By law in Montana, the office of municipal judge must be elected in a city’s general election, which is held in odd-numbered years. As a result, Smith said she plans to hold an election in November 2023 with a four-year term starting January 1, 2024.
“Whitefish Municipal Court Judge Hileman will be remembered as a respected member of the Whitefish community and for his dedication to public service,” Smith wrote in a statement. âHe served with integrity and determination, but also shared his joy at the fun facts, humor and photography with his team and colleagues.
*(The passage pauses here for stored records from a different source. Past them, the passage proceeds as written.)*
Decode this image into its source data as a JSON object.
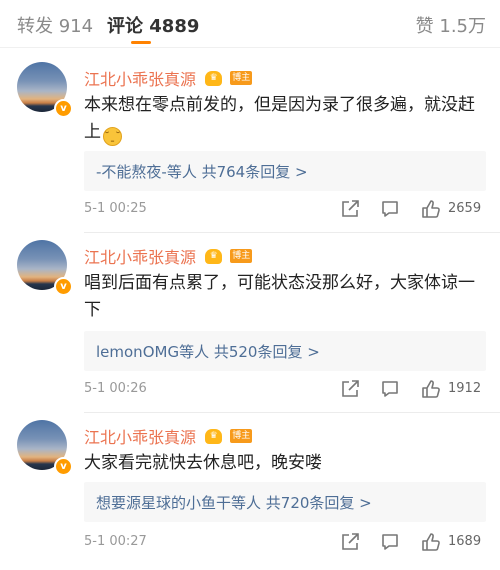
{
  "tabs": {
    "repost": "转发 914",
    "comment": "评论 4889",
    "like": "赞 1.5万",
    "accent_color": "#ff8200"
  },
  "comments": [
    {
      "username": "江北小乖张真源",
      "badge": "博主",
      "text": "本来想在零点前发的，但是因为录了很多遍，就没赶上",
      "emoji": "crying-face",
      "reply_summary": "-不能熬夜-等人  共764条回复 >",
      "time": "5-1 00:25",
      "likes": "2659"
    },
    {
      "username": "江北小乖张真源",
      "badge": "博主",
      "text": "唱到后面有点累了，可能状态没那么好，大家体谅一下",
      "reply_summary": "lemonOMG等人  共520条回复 >",
      "time": "5-1 00:26",
      "likes": "1912"
    },
    {
      "username": "江北小乖张真源",
      "badge": "博主",
      "text": "大家看完就快去休息吧，晚安喽",
      "reply_summary": "想要源星球的小鱼干等人  共720条回复 >",
      "time": "5-1 00:27",
      "likes": "1689"
    }
  ],
  "icons": {
    "share": "share-icon",
    "comment": "comment-icon",
    "like": "thumbs-up-icon",
    "verified": "verified-v-icon",
    "member": "member-crown-icon"
  },
  "colors": {
    "username": "#eb7350",
    "reply_link": "#4e6e96",
    "verified": "#ff9c00"
  }
}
The Town of Whitefish extends its sincere condolences to family, friends and colleagues. “
Hileman is survived by his wife, Susan Lacosta, and their twin daughters Hayley and Holly, whose arrival sparked a transformative change for the lawyer who valued work as much as he played.
âHayley and Holly were everything to him,â said Dan Hileman. âThe day these girls were born was the day the real Bill Hileman appeared. And I was very proud of him when I saw this transformation from a young professional and a town man to a father and father. They were his life.
Born in Conrad on May 24, 1952, he moved to Kalispell as a young boy and went on to graduate from Flathead High School. He attended the University of Montana at Missoula, where he completed his JD at the University of Montana Law School.
According to the obituary provided by his family, Hileman was a dedicated high school, college and law school musician, playing drums and singing in a band called Oaken Lyon. After moving to Whitefish, he and his friends formed a different group called the “Average Brothers Band”.
Five years his junior, Dan Hileman often followed in his brother’s footsteps in his youth, attending law school on Bill’s heels. He recalls being surprised when he arrived in Missoula for undergraduate studies to find his older brother leading a lifestyle more befitting a rock and roll icon than a budding lawyer.
âMy brother was very smart, and I say this knowing it will sound biased, but it’s true. He was very bright and he always got good grades, and more than that he had an understanding of a legal issue from start to finish, âDan said. âBut when I got to Missoula, these guys were definitely tipping the scales on the fun dial. I saw him having so much fun that I thought, âBoy, law school is really the way to go. “
After graduating from law school and starting his own practice in Flathead Valley, Dan recalls joining Bill in a civil case they filed in U.S. District Court in Missoula, a federal jurisdiction that was brand new territory. for the younger brother. When the Hileman brothers arrived for the initial hearing, they appeared before a notoriously harsh judge and found themselves overwhelmed by the defense team.
“Bill assured me he was going to show me the ropes of federal court, but when we walked into the courtroom there was this cranky judge and eight defense attorneys, and I had no idea of ââwhat I was doing, âDan said. “But Bill just winked at me, and before he can even start speaking, the judge starts to wipe us out.” He talks about the gaps in our advocacy and all these other issues and what we have to say for ourselves. So Bill, very calmly, said, âMy brother Dan is going to handle that part of the argument. And he sat down again. I just had my head cut off.
âPeople talk about my brother like he has a halo above his head, but the perspective of a little brother is slightly different,â Dan said. âHe liked to pull tricks on people. But he had such a big heart, it made everyone love him.